Finding the right person to get financial advice from can be tricky and many people are just relying on family members for monetary guidance.
There’s no denying many Australians have been left dudded by supposed “experts” who have given them shoddy advice and left them worse off.
Banking giant National Australia Bank recently revealed it would set aside $1.2 billion to compensate victims including those who received dodgy advice from planners linked to the bank.
And rival bank ANZ set aside $559 million for customer-related remediation, including poor advice.
The big banks were hauled over the coals in the financial services’ royal commission for disgraceful acts such as charging fees for no service, billing dead people and mischarging customers.
But new research by financial comparison website Finder quizzed 1000 Australians and found when it comes to seeking advice:
• 42 per cent receive financial advice from parents, grandparents and relatives.
• 26 per cent do an online search.
• 24 per cent use financial comparison websites.
Financial advisers in Australia must be licensed by the Australian Securities and Investments Commission or be an authorised representative of an Australian Financial Services Licensee. Before using an adviser, people should check the ASIC register to ensure the person is registered.
The Financial Planning Association of Australia’s chief executive officer, Dante De Gori, admitted planners’ reputations had taken a hit.
“You can find a planner by referrals or going on to the FPA website or using our dating app for consumers to find their perfect match for financial planning. It’s called Match My Planner,” he said.
“It’s just certified financial planners that enables you to have a non-committal conversation and interaction with a human being that could potentially be your planner in a safe environment.”
But cost has remained a barrier for many people seeking professional financial advice.
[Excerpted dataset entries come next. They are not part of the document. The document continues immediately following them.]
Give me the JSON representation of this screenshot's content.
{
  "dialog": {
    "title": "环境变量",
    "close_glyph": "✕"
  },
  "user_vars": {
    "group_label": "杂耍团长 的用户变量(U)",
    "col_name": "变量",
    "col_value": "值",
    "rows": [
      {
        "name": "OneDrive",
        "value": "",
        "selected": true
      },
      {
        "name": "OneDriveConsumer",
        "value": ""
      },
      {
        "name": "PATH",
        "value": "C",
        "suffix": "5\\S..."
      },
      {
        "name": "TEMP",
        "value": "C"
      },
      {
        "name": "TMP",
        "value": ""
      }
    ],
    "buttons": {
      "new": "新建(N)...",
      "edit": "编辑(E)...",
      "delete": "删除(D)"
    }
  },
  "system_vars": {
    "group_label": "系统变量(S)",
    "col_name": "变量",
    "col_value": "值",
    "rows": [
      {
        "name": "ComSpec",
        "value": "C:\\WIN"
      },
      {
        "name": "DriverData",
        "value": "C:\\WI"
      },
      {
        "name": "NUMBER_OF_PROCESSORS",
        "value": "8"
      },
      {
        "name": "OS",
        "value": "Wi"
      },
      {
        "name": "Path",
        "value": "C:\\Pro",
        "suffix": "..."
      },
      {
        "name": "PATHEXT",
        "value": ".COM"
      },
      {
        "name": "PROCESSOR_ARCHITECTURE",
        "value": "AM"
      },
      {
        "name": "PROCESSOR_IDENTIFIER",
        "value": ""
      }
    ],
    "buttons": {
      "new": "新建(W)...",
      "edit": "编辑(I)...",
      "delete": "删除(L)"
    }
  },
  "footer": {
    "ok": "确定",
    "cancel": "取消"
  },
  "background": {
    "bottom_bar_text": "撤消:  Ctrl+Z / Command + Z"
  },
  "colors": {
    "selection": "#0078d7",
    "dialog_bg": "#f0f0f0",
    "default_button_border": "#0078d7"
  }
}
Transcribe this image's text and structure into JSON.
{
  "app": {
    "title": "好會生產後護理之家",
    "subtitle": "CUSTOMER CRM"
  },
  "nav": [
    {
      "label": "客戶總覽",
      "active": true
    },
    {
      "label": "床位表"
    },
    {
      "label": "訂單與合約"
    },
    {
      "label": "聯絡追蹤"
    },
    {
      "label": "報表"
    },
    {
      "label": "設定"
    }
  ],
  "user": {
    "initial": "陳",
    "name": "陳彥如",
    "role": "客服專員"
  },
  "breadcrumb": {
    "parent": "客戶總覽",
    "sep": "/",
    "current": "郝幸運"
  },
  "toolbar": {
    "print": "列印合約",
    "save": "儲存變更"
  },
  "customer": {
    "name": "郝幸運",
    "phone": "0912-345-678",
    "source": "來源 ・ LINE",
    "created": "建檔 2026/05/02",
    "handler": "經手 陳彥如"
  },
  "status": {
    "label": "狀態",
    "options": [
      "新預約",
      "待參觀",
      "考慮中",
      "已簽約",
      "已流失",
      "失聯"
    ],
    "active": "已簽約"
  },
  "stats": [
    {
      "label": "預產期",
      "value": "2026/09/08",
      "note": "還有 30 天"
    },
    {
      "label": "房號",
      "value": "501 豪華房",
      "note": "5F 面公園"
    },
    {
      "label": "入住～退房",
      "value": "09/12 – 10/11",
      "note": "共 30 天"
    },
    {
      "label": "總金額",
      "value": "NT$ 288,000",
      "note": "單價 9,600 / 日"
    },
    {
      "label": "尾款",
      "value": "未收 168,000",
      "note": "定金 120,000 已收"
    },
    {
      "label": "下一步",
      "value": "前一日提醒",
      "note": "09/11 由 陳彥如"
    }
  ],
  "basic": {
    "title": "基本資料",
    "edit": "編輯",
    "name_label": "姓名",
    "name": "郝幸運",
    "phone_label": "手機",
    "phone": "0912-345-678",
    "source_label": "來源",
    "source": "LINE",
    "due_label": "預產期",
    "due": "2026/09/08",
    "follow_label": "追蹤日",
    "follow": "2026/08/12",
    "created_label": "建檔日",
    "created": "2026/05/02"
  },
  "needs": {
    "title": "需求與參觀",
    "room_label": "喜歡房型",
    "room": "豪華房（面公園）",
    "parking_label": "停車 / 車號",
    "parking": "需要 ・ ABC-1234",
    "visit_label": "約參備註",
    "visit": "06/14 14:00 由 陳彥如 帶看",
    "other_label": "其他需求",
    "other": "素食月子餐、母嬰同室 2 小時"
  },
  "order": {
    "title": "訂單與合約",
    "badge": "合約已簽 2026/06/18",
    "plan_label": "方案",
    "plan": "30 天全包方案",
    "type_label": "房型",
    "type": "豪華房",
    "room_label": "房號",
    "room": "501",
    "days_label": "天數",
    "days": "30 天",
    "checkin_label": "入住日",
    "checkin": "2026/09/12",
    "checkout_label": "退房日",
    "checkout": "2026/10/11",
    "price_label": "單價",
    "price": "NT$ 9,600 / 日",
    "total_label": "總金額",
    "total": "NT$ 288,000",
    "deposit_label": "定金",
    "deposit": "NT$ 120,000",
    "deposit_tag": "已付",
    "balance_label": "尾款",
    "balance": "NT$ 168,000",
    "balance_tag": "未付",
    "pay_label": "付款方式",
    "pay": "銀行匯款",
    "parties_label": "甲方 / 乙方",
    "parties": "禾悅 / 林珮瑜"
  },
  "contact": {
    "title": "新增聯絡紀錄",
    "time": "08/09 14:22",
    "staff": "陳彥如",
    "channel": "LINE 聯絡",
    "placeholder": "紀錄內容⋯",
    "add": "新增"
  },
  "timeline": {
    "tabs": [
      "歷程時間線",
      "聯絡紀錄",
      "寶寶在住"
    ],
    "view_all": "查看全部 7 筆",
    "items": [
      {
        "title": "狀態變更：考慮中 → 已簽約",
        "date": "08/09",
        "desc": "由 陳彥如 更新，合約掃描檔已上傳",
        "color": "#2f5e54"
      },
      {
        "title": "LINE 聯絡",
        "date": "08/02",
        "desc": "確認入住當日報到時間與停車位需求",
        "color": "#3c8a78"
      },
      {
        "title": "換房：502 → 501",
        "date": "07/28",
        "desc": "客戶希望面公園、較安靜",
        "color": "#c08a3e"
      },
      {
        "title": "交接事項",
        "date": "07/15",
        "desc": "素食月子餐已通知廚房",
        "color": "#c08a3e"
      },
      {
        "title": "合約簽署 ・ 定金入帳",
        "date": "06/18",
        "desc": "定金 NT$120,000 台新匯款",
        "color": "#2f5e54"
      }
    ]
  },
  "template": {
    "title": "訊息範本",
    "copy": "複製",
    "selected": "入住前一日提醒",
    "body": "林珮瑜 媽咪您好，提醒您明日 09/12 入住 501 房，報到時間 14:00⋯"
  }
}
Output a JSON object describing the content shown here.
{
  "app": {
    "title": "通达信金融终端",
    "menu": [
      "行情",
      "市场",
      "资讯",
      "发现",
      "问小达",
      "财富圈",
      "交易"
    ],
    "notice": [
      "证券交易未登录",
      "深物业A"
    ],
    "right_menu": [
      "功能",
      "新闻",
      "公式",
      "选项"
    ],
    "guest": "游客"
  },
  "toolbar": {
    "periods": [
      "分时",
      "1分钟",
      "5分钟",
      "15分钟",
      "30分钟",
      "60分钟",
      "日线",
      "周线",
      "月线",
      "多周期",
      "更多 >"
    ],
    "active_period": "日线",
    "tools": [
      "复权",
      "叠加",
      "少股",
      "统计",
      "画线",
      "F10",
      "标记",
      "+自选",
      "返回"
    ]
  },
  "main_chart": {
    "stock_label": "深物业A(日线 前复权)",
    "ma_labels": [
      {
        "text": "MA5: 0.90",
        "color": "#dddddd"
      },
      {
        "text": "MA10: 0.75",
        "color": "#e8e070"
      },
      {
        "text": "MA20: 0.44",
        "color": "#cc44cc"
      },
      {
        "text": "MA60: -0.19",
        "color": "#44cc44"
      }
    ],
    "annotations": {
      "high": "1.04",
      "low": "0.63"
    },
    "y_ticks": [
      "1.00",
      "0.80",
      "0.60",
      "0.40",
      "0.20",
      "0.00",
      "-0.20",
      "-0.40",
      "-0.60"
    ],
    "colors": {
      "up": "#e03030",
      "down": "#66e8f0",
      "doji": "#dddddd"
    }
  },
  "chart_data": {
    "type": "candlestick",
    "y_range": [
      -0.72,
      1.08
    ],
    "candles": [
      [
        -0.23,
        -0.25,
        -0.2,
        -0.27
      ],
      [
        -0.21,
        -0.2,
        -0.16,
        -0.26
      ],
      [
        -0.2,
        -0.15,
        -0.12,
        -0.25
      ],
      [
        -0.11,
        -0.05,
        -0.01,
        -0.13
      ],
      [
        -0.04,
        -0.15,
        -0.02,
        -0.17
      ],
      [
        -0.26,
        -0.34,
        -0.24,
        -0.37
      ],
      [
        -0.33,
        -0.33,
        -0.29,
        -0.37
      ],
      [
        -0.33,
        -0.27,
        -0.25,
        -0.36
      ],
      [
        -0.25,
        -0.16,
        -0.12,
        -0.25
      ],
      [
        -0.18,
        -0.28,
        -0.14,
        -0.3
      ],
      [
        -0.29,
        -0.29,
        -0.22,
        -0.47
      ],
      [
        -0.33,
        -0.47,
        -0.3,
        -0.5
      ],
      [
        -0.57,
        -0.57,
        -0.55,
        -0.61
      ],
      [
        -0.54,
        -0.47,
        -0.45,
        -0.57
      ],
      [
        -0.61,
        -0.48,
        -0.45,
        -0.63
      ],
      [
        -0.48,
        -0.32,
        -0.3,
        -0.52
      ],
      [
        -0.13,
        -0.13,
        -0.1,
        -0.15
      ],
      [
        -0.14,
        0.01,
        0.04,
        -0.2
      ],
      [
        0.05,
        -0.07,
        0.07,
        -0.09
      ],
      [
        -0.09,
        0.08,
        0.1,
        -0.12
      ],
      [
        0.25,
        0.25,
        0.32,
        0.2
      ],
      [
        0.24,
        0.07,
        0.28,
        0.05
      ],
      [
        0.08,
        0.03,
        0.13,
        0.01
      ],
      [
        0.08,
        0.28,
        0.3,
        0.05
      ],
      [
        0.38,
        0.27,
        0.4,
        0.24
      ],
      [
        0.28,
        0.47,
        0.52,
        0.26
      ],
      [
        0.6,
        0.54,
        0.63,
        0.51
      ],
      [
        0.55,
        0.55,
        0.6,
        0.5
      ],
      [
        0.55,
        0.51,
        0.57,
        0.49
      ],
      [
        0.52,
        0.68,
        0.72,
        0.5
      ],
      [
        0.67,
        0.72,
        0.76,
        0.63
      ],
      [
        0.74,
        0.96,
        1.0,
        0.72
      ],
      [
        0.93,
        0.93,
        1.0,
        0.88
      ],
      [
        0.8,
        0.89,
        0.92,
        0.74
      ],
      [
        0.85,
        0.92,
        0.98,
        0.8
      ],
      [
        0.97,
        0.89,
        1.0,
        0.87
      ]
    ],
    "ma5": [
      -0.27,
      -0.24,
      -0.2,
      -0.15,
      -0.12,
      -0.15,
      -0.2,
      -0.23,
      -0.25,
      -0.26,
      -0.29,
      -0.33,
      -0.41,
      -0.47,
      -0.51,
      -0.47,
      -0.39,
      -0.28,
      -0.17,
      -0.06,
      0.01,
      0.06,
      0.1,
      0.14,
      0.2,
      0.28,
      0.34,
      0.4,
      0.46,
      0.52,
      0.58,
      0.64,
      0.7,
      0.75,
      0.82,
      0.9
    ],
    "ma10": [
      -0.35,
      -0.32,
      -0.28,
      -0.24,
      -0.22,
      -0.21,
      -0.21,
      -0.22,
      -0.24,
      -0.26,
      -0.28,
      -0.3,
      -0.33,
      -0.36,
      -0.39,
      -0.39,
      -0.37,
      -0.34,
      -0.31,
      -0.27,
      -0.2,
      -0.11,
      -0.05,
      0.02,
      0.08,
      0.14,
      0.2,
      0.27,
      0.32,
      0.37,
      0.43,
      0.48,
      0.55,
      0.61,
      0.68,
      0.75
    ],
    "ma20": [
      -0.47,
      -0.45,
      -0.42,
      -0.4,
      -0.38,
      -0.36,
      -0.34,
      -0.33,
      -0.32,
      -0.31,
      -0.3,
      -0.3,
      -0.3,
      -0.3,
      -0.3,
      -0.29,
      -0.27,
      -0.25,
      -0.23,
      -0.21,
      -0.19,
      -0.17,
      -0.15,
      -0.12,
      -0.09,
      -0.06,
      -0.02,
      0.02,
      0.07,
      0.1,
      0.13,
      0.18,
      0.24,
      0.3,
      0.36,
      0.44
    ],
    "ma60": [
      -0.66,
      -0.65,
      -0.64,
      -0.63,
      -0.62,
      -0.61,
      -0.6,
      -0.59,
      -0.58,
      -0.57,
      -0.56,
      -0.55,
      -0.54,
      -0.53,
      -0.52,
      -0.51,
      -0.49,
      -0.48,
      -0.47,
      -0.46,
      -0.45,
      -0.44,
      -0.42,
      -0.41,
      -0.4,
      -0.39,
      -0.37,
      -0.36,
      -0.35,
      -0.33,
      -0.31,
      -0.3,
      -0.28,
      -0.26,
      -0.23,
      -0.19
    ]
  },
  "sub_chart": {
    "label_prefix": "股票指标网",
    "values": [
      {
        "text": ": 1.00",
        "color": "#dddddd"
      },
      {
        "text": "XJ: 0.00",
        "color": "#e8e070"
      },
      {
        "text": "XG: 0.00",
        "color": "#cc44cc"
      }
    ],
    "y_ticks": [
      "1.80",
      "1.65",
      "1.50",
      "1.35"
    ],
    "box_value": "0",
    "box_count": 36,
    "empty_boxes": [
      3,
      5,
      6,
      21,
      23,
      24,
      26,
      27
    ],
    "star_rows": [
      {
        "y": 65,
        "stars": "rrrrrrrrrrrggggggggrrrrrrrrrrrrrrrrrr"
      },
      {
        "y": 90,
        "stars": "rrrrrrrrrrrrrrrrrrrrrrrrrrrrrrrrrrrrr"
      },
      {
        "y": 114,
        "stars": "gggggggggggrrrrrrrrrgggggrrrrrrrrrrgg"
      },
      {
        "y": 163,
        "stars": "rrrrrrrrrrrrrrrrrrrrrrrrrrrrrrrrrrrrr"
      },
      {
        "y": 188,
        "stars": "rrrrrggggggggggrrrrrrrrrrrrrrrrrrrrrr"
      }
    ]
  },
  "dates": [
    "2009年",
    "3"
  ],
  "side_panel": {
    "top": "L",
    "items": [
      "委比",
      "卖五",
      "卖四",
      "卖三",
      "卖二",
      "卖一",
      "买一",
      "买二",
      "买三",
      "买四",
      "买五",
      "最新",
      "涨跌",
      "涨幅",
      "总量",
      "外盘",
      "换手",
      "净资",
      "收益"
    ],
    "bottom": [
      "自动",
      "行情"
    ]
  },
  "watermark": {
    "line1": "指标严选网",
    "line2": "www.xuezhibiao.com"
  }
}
Mr De Gori said the average charge for a statement of advice – a document that sets out the advice given to a consumer by their licensed financial planner or adviser – was about $2500.
Finder.com.au’s spokeswoman, Bessie Hassan, said it was important when seeking financial advice – whether professionally or from family or friends – to ensure it was from someone trustworthy.
“However, keep in mind that both your personal financial situation as well as the current economic climate are likely vastly different to what they may have experienced, so proceed with caution,” she said.
A recent ASIC report into financial advice found the biggest barriers to getting advice were the cost (35 per cent), a person’s financial circumstances being too limited (29 per cent), self-managing finances (26 per cent) and not trusting financial advisers (19 per cent).